For consumers a lot has changed in the new and used-car market. With carmakers not under pressure to sell massive volumes, discounts are considerably lower and there are fewer tactical registrations. Gone are the days of buying a new car with a 30% discount.

Additionally, the long delivery times for most brands make consumers turn to the used-car market. Car dealers also have an increased focus on the used-car business with their margins depending on it. With fewer new-car sales and less transactions overall, high used-car prices are maintained.

As available budgets did not grow accordingly, customers are shifting to older used cars. RVs for older vehicles saw the strongest price increases in most European countries, e.g. 30% for cars older than 91 months since the beginning of 2020 in Germany compared to an average of 20% for all vehicle ages.

Price index by vehicle age, Germany, January 2020 – August 2022

Source: Autovista Group

Besides this trend towards older used cars, there is the potential for used-car customers to downgrade to more affordable brands, downsize to smaller segments, and generally be more conscious about the equipment they really need in their cars.

With remote working being an option and generally reduced mileages, some customers will also consider getting rid of a secondary car and be more open to new mobility solutions.

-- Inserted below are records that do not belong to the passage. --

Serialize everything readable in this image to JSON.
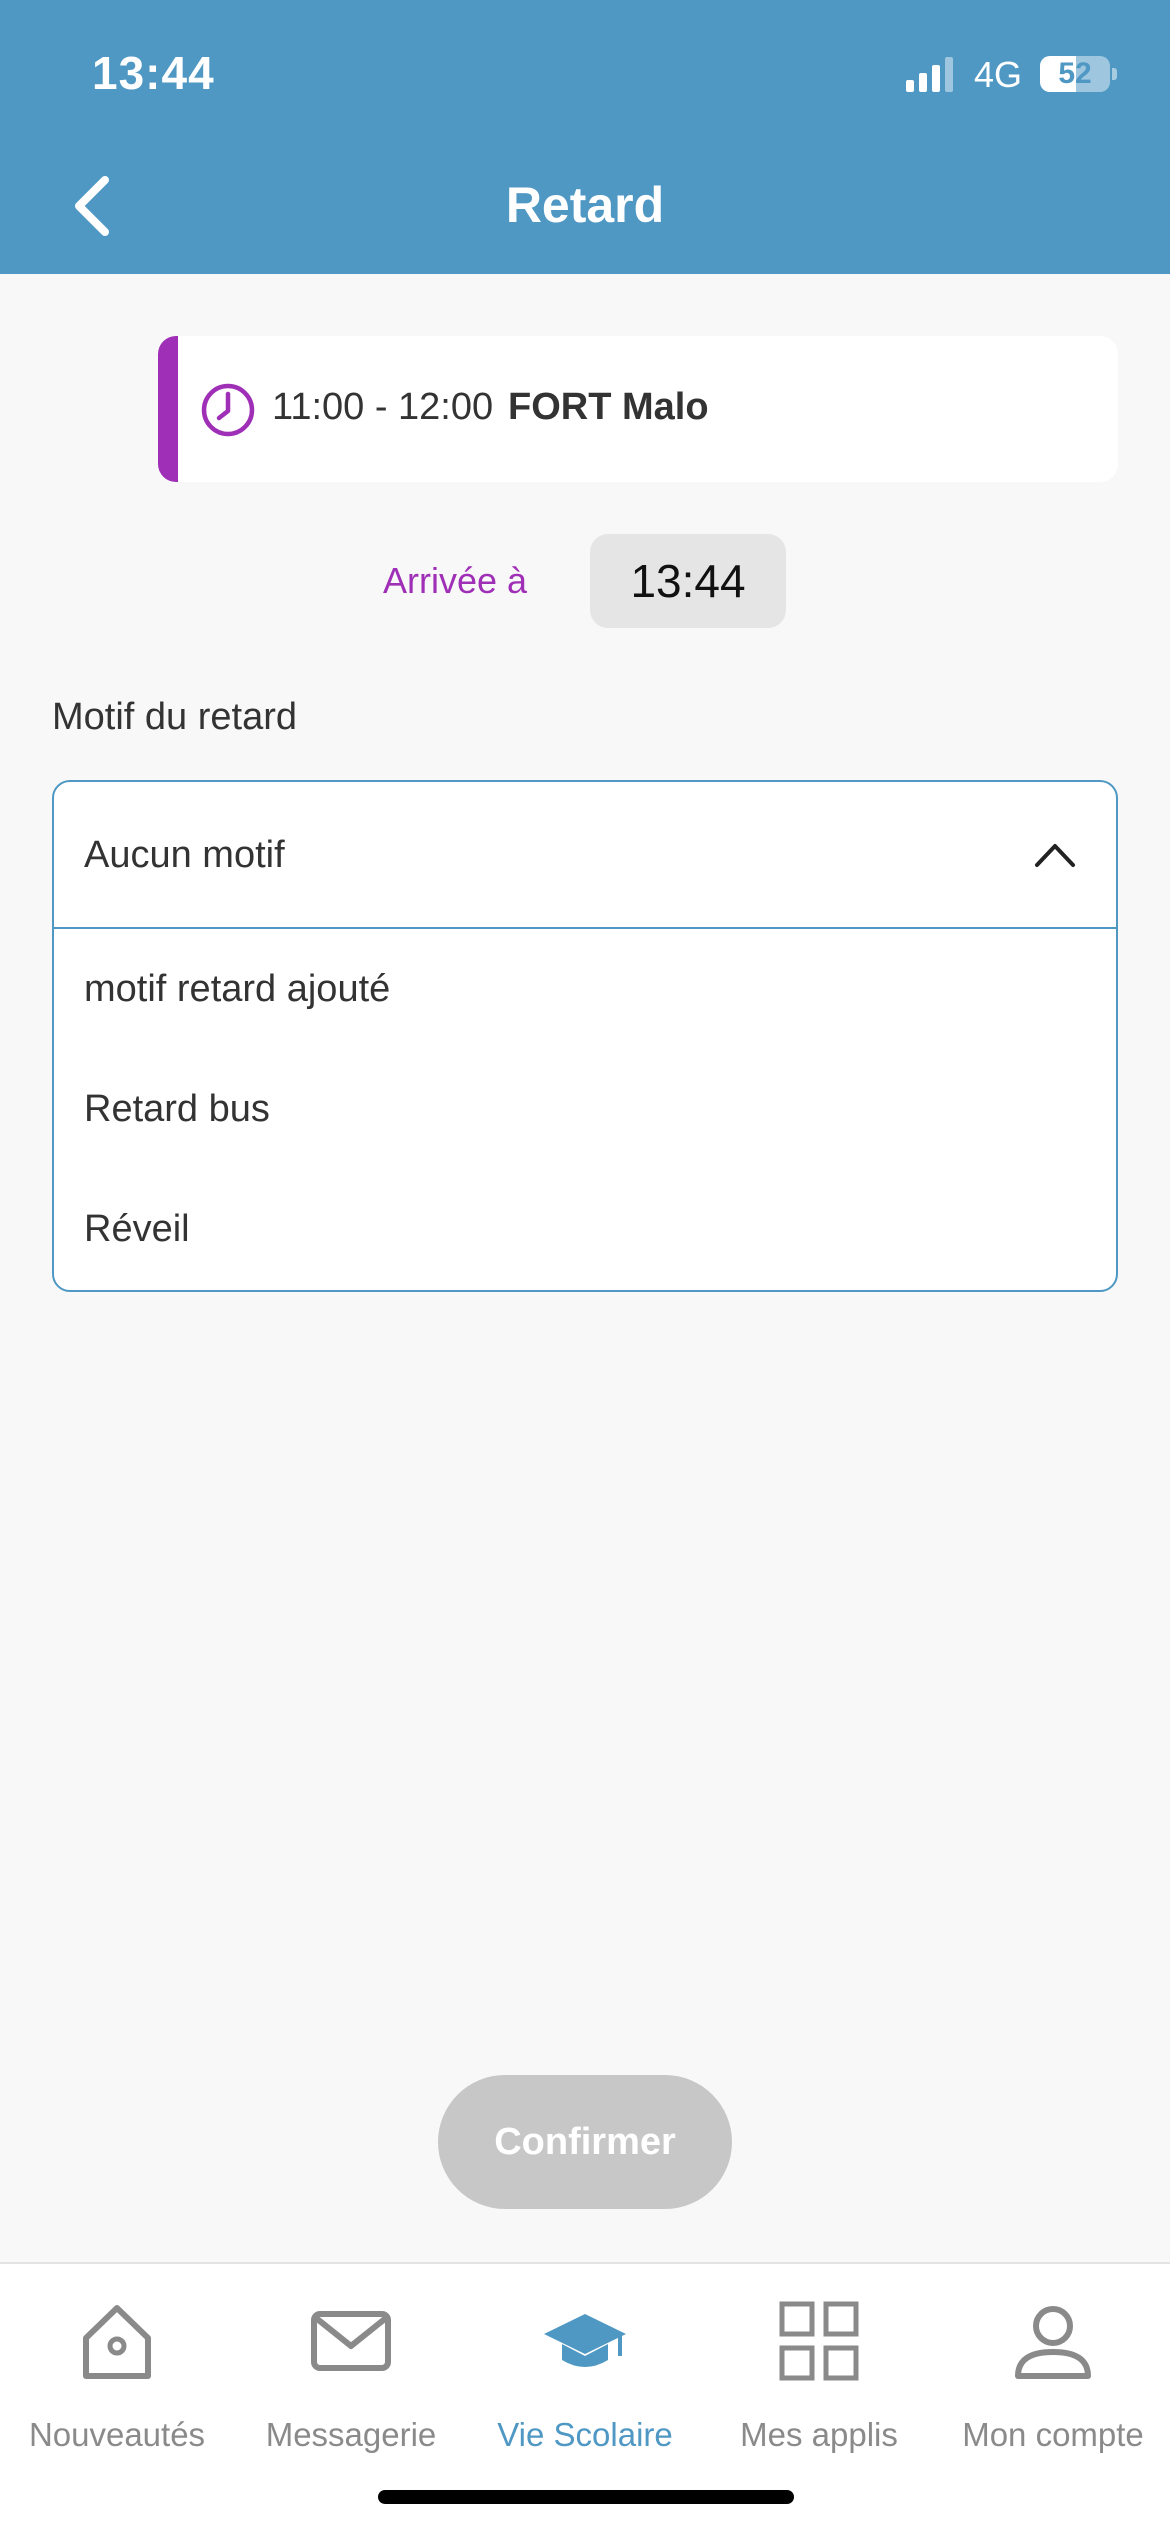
{
  "status_bar": {
    "time": "13:44",
    "network": "4G",
    "battery": "52"
  },
  "header": {
    "title": "Retard"
  },
  "course": {
    "time_range": "11:00 - 12:00",
    "name": "FORT Malo",
    "accent_color": "#9f2fb6"
  },
  "arrival": {
    "label": "Arrivée à",
    "time": "13:44"
  },
  "reason": {
    "label": "Motif du retard",
    "selected": "Aucun motif",
    "options": [
      "motif retard ajouté",
      "Retard bus",
      "Réveil"
    ]
  },
  "confirm": {
    "label": "Confirmer"
  },
  "tabbar": {
    "active_color": "#4f98c4",
    "tabs": [
      {
        "label": "Nouveautés",
        "icon": "home-icon"
      },
      {
        "label": "Messagerie",
        "icon": "mail-icon"
      },
      {
        "label": "Vie Scolaire",
        "icon": "graduation-cap-icon",
        "active": true
      },
      {
        "label": "Mes applis",
        "icon": "apps-grid-icon"
      },
      {
        "label": "Mon compte",
        "icon": "user-icon"
      }
    ]
  }
}
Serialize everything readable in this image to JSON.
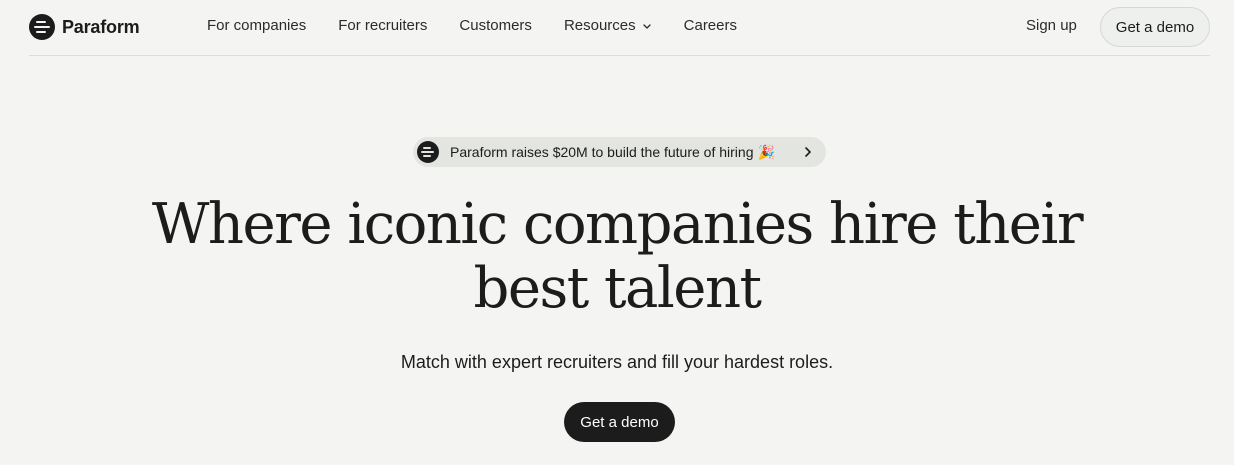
{
  "nav": {
    "brand": "Paraform",
    "links": [
      "For companies",
      "For recruiters",
      "Customers"
    ],
    "resources_label": "Resources",
    "careers_label": "Careers",
    "signup_label": "Sign up",
    "demo_label": "Get a demo"
  },
  "announcement": {
    "text": "Paraform raises $20M to build the future of hiring",
    "emoji": "🎉",
    "icon": "chevron-right-icon"
  },
  "hero": {
    "headline_line1": "Where iconic companies hire their",
    "headline_line2": "best talent",
    "subheadline": "Match with expert recruiters and fill your hardest roles.",
    "cta_label": "Get a demo"
  },
  "colors": {
    "background": "#f4f5f3",
    "primary": "#1c1c1c",
    "pill": "#e3e5e1"
  }
}
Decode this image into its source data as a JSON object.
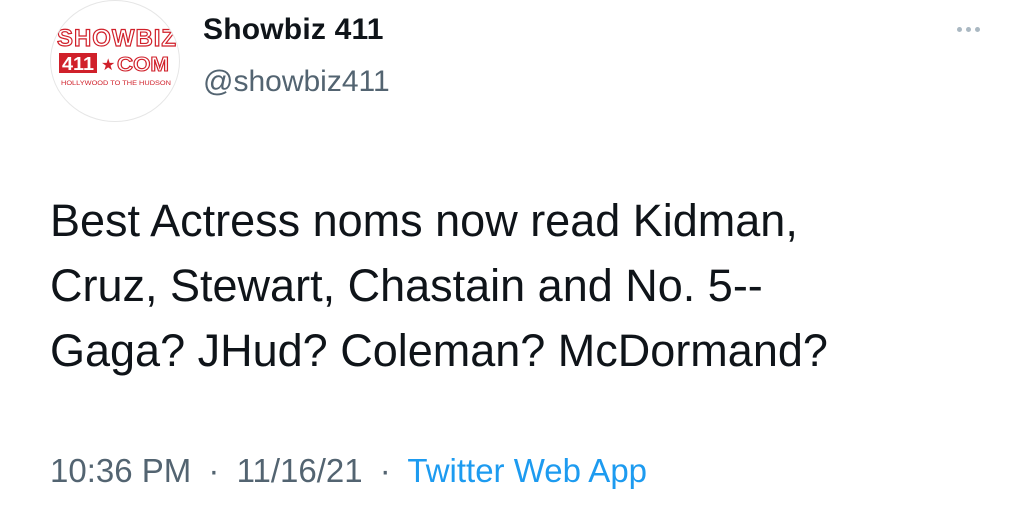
{
  "author": {
    "display_name": "Showbiz 411",
    "handle": "@showbiz411",
    "avatar": {
      "logo_line1": "SHOWBIZ",
      "logo_line2_left": "411",
      "logo_line2_right": "COM",
      "logo_tagline": "HOLLYWOOD TO THE HUDSON",
      "logo_color": "#d0202a"
    }
  },
  "more_icon": "more-horizontal-icon",
  "tweet": {
    "lines": [
      "Best Actress noms now read Kidman,",
      "Cruz, Stewart, Chastain and No. 5--",
      "Gaga? JHud? Coleman? McDormand?"
    ]
  },
  "meta": {
    "time": "10:36 PM",
    "date": "11/16/21",
    "separator": "·",
    "source": "Twitter Web App"
  },
  "colors": {
    "text": "#0f1419",
    "secondary": "#536471",
    "link": "#1d9bf0"
  }
}
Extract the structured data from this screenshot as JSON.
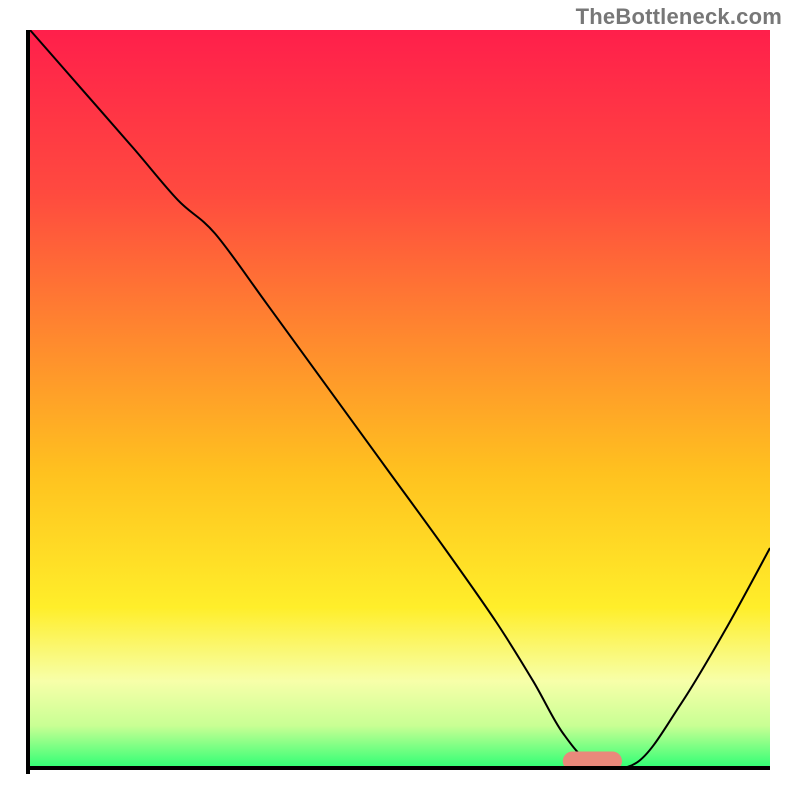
{
  "watermark": "TheBottleneck.com",
  "chart_data": {
    "type": "line",
    "title": "",
    "xlabel": "",
    "ylabel": "",
    "xlim": [
      0,
      100
    ],
    "ylim": [
      0,
      100
    ],
    "grid": false,
    "legend": false,
    "background_gradient_stops": [
      {
        "offset": 0.0,
        "color": "#ff1f4b"
      },
      {
        "offset": 0.22,
        "color": "#ff4a3f"
      },
      {
        "offset": 0.42,
        "color": "#ff8a2e"
      },
      {
        "offset": 0.6,
        "color": "#ffc21f"
      },
      {
        "offset": 0.78,
        "color": "#ffee2a"
      },
      {
        "offset": 0.88,
        "color": "#f7ffa9"
      },
      {
        "offset": 0.94,
        "color": "#c9ff94"
      },
      {
        "offset": 1.0,
        "color": "#27ff73"
      }
    ],
    "series": [
      {
        "name": "bottleneck-curve",
        "color": "#000000",
        "stroke_width": 2.0,
        "x": [
          0,
          7,
          14,
          20,
          25,
          32,
          40,
          48,
          56,
          63,
          68,
          72,
          76,
          82,
          88,
          94,
          100
        ],
        "y": [
          100,
          92,
          84,
          77,
          72.5,
          63,
          52,
          41,
          30,
          20,
          12,
          5,
          1,
          1,
          9,
          19,
          30
        ]
      }
    ],
    "marker": {
      "name": "optimal-region",
      "shape": "capsule",
      "color": "#e9897b",
      "x_center": 76,
      "y_center": 1.2,
      "width": 8,
      "height": 2.6
    }
  }
}
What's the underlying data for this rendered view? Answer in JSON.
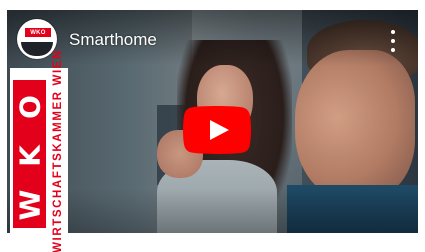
{
  "video": {
    "title": "Smarthome",
    "play_button_label": "Play",
    "more_options_label": "More options"
  },
  "channel": {
    "avatar_badge": "WKO",
    "avatar_caption": "WIEN"
  },
  "logo": {
    "letters": [
      "W",
      "K",
      "O"
    ],
    "vertical_text": "WIRTSCHAFTSKAMMER WIEN"
  },
  "colors": {
    "brand_red": "#e2001a",
    "play_red": "#ff0000",
    "title_text": "#ffffff"
  },
  "icons": {
    "play": "play-triangle-icon",
    "more": "vertical-dots-icon"
  }
}
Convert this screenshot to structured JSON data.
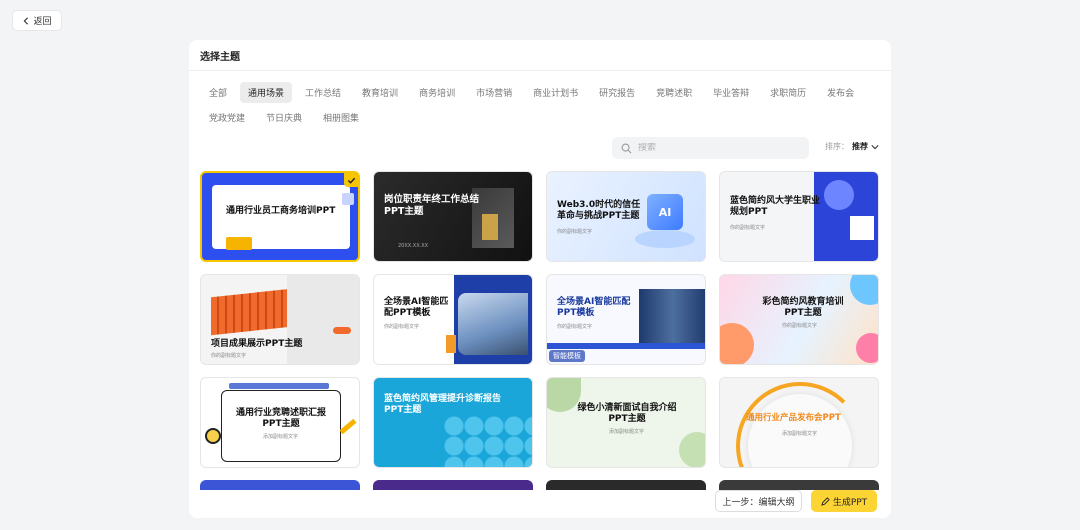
{
  "back_label": "返回",
  "panel_title": "选择主题",
  "categories": [
    "全部",
    "通用场景",
    "工作总结",
    "教育培训",
    "商务培训",
    "市场营销",
    "商业计划书",
    "研究报告",
    "竞聘述职",
    "毕业答辩",
    "求职简历",
    "发布会",
    "党政党建",
    "节日庆典",
    "相册图集"
  ],
  "active_category": "通用场景",
  "search": {
    "placeholder": "搜索",
    "value": ""
  },
  "sort": {
    "label": "排序：",
    "value": "推荐"
  },
  "templates": [
    {
      "title": "通用行业员工商务培训PPT",
      "selected": true
    },
    {
      "title": "岗位职责年终工作总结PPT主题",
      "date": "20XX.XX.XX"
    },
    {
      "title": "Web3.0时代的信任革命与挑战PPT主题",
      "sub": "你的副标题文字",
      "icon": "AI"
    },
    {
      "title": "蓝色简约风大学生职业规划PPT",
      "sub": "你的副标题文字"
    },
    {
      "title": "项目成果展示PPT主题",
      "sub": "你的副标题文字"
    },
    {
      "title": "全场景AI智能匹配PPT模板",
      "sub": "你的副标题文字"
    },
    {
      "title": "全场景AI智能匹配PPT模板",
      "sub": "你的副标题文字",
      "badge": "智能模板"
    },
    {
      "title": "彩色简约风教育培训PPT主题",
      "sub": "你的副标题文字"
    },
    {
      "title": "通用行业竞聘述职汇报PPT主题",
      "sub": "添加副标题文字"
    },
    {
      "title": "蓝色简约风管理提升诊断报告PPT主题"
    },
    {
      "title": "绿色小清新面试自我介绍PPT主题",
      "sub": "添加副标题文字"
    },
    {
      "title": "通用行业产品发布会PPT",
      "sub": "添加副标题文字"
    }
  ],
  "footer": {
    "prev_label": "上一步：编辑大纲",
    "generate_label": "生成PPT"
  },
  "colors": {
    "accent": "#f6c700",
    "generate_bg": "#fcd535"
  }
}
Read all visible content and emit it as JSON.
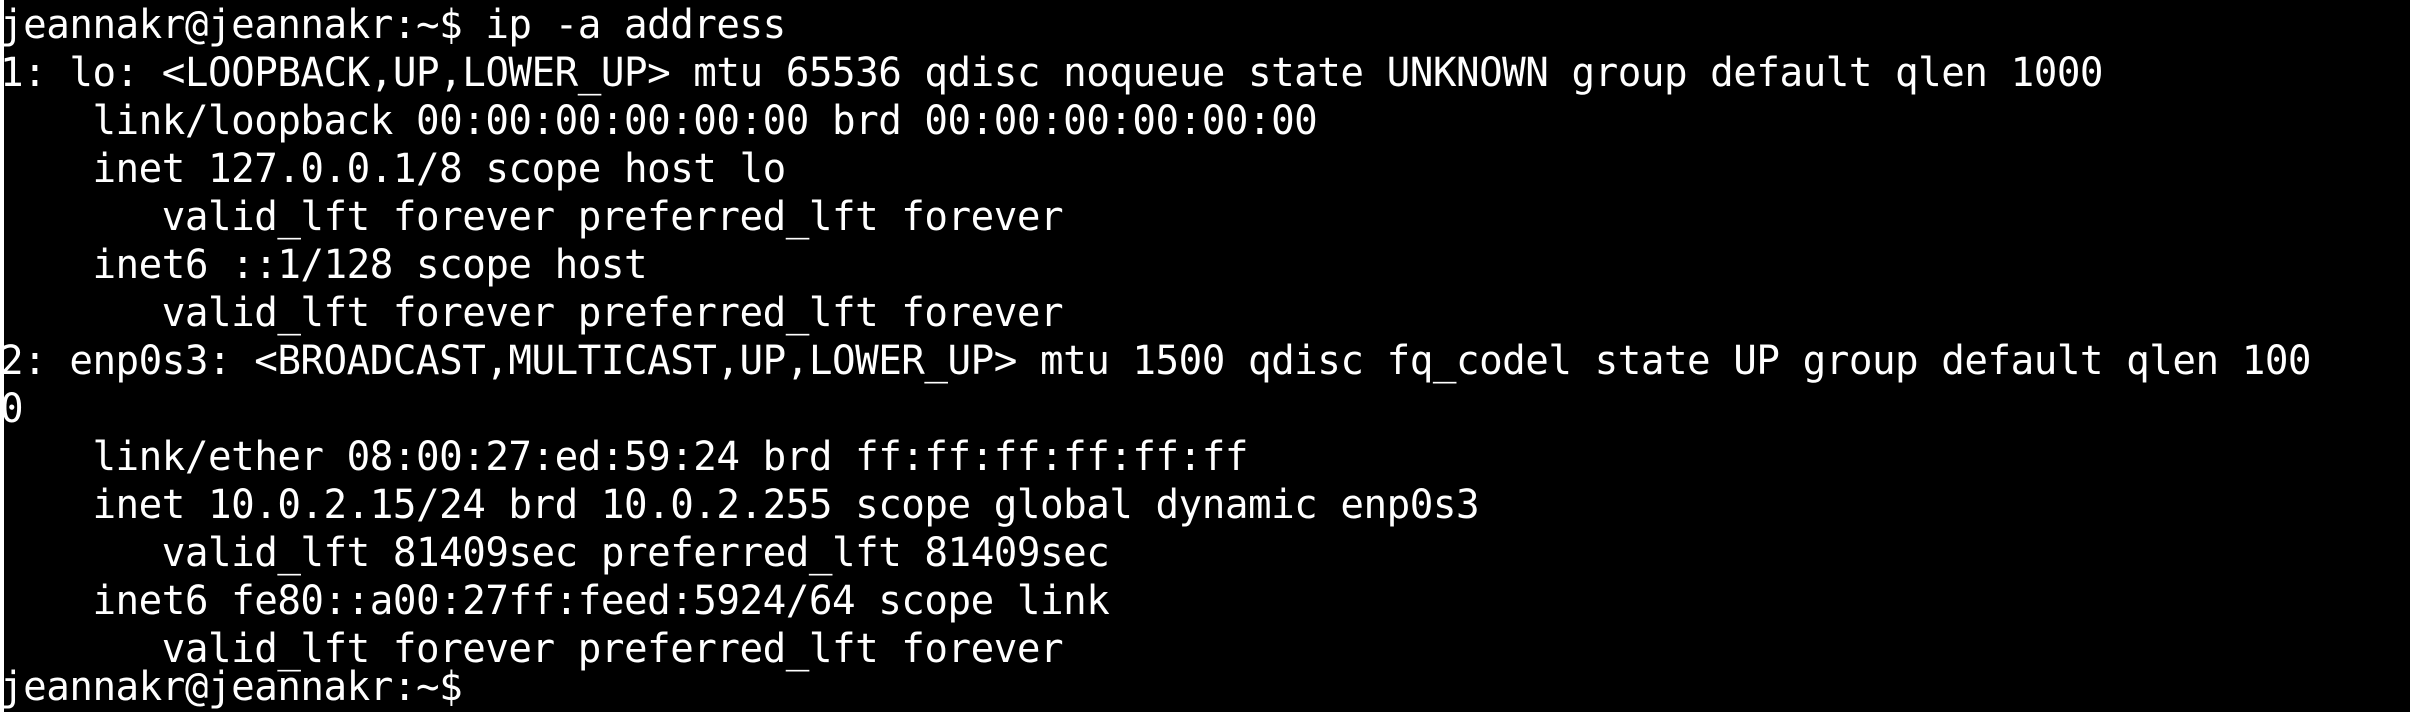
{
  "terminal": {
    "background": "#000000",
    "foreground": "#ffffff",
    "lines": [
      "jeannakr@jeannakr:~$ ip -a address",
      "1: lo: <LOOPBACK,UP,LOWER_UP> mtu 65536 qdisc noqueue state UNKNOWN group default qlen 1000",
      "    link/loopback 00:00:00:00:00:00 brd 00:00:00:00:00:00",
      "    inet 127.0.0.1/8 scope host lo",
      "       valid_lft forever preferred_lft forever",
      "    inet6 ::1/128 scope host",
      "       valid_lft forever preferred_lft forever",
      "2: enp0s3: <BROADCAST,MULTICAST,UP,LOWER_UP> mtu 1500 qdisc fq_codel state UP group default qlen 100",
      "0",
      "    link/ether 08:00:27:ed:59:24 brd ff:ff:ff:ff:ff:ff",
      "    inet 10.0.2.15/24 brd 10.0.2.255 scope global dynamic enp0s3",
      "       valid_lft 81409sec preferred_lft 81409sec",
      "    inet6 fe80::a00:27ff:feed:5924/64 scope link",
      "       valid_lft forever preferred_lft forever",
      "jeannakr@jeannakr:~$"
    ]
  }
}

RVs affecting the entire car lifecycle

Current supply and demand dynamics do not only affect the sourcing and purchasing processes, but also play a major role in insurance claims and vehicle repairs. The increased settlement values of total loss vehicles was a main driver behind a profit warning from Direct Line Group, one of the UK’s largest insurers. Policies were not priced to accommodate higher RVs, and policy holders will likely have to pay more upon renewal.

Autovista24 talked to Joe March, head of commercial and network management at The Green Parts Specialists, recently acquired by Copart UK. ‘A greater volume of vehicles, following an accident, have fallen into the repair chain process, rather than total loss,’ March said. He added that this results in ‘higher repair costs and lower profits. This is also impacted by poor parts availability and a saturated repair market. Policy holders are typically waiting as long as three months for their vehicle to be repaired.’

Rising inflation and repair costs, combined with insurers recognising their environmental obligations, have opened up opportunities in the green and used parts space for vehicle repairs. ‘Year-on-year, demand is up 28% in the B2B arena and increasing. The industry needs to be most cost efficient and green parts are just one of the ways which insurers are adopting to mitigate rising repair costs,’ March explained.

Have residual values reached a tipping point?

Across Europe there is a tendency for RVs to now stabilise on a high level. The used-car supply will remain restricted for years to come as the new-car gap progresses through the different stages of a typical vehicle lifecycle. RVs will not keep growing as they have since 2020, due to a loss in purchasing power and customers increasingly delaying their buying decisions.

The latest Monthly Market Update shows the tendency for longer stock days in almost all analysed markets. In July and August, this can be attributed to the summer vacation period, but Autovista Group experts expect this trend to continue as economic circumstances put pressure on disposable household incomes.